Presentation Time: 9:45 AM


LANE, Timothy P.1, ROBERTS, David1, REA, Brice R.2, O'COFAIGH, Colm1 and RODÉS, Angel3, (1)Department of Geography, Durham University, Durham, DH1 3LE, (2)University of Aberdeen, Aberdeen, AB24 3UF, (3)East Kilbride, G75 0QF,

Ice streams drain the majority of ice from contemporary and palaeo-ice sheets. Through time these leave a geomorphological imprint upon the landscape as a result of fluctuations in their thickness and extent. The Uummannaq Ice Stream System (UISS) is a Greenlandic palaeo-ice stream which flowed to the shelf-edge at the Last Glacial Maximum (LGM). Geomorphological mapping and surface exposure dating (15 ages) of the northern UISS constrained LGM ice stream activity to 1400 m a.s.l., with intervening plateaux remaining ice free or fostering cold-based icefields. Regional topography forced individual fjords to become coalescent into the Uummannaq Trough, forming the trunk zone of the UISS.

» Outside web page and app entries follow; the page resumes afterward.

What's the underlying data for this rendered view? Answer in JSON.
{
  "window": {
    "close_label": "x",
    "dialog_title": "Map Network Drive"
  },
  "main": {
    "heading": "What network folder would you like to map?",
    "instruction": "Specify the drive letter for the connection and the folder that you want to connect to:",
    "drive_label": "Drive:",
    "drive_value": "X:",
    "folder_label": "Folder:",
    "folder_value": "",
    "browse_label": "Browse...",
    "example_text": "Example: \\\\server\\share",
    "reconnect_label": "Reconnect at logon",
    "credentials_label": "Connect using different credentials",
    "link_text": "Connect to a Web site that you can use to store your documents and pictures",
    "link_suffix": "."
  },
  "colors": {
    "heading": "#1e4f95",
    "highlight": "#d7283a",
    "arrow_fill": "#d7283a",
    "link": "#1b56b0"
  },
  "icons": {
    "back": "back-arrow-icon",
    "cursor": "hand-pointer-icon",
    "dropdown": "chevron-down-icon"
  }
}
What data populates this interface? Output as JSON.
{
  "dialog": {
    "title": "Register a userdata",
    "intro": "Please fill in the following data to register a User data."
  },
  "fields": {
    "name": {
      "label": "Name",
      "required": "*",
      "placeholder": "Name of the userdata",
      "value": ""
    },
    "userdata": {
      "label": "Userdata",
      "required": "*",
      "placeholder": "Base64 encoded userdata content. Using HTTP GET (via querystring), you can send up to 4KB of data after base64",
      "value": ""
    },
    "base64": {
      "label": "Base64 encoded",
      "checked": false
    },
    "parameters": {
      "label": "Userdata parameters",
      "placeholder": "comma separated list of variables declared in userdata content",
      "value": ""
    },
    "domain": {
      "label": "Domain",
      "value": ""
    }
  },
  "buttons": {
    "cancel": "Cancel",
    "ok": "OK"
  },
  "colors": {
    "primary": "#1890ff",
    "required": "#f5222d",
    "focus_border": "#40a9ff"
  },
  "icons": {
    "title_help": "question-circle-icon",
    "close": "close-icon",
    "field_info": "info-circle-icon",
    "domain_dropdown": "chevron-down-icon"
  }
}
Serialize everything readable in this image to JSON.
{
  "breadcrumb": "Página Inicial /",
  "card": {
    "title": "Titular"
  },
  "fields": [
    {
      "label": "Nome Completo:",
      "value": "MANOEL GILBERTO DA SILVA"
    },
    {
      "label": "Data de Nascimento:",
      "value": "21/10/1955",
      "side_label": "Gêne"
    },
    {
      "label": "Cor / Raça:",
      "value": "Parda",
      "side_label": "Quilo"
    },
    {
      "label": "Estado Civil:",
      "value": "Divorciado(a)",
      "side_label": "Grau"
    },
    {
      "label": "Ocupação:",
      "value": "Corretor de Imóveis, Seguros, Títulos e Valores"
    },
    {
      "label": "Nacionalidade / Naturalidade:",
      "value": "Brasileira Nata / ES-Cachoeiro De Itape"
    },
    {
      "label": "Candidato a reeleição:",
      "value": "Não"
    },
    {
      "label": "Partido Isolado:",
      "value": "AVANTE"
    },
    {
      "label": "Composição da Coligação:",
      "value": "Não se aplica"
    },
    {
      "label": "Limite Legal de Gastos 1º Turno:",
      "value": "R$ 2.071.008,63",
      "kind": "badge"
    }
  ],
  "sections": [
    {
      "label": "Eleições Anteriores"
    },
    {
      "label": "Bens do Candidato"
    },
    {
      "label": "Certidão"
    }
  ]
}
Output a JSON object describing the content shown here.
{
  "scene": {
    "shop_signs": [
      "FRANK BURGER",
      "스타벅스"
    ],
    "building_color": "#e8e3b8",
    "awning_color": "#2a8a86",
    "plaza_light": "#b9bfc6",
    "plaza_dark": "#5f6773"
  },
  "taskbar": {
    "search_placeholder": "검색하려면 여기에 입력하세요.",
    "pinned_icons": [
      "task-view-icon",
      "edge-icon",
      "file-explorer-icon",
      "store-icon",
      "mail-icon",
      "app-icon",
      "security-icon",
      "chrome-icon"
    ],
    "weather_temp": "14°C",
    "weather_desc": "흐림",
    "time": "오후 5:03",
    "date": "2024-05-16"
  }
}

Deglaciation of the UISS began by 14.9 kyr, forced by increasing air temperature and rising sea level, further enhanced by the bathymetric overdeepening of the Uummannaq Trough. In Rink-Karrat Fjord ice reached the mid-fjord region by 11.6 kyr, where the ice margin stabilised. This stabilisation lasted for up to 5 kyr, forming a series of inset lateral moraines. These moraines appear similar in both form and position to other moraines from West Greenland which have been ascribed to the 9.3 and 8.2 ka events. However, the moraines from this study cannot be correlated to such climate events. Stabilisation occurred due to fjord constriction and bathymetric shallowing, despite continued air temperature increase during the Holocene. Following this, ice retreated, reaching the present ice margin after 5 kyr. The presence of a major ice stream within a mid-fjord setting during the Holocene Thermal Maximum (~11 – 5 kyr) is in direct contrast to other ice streams throughout West Greenland, which suggest ice had retreated beyond its present margin by 9-7 kyr. This demonstrates the potential importance of topographic control on calving margin stability, and its ability to override climatic forcing.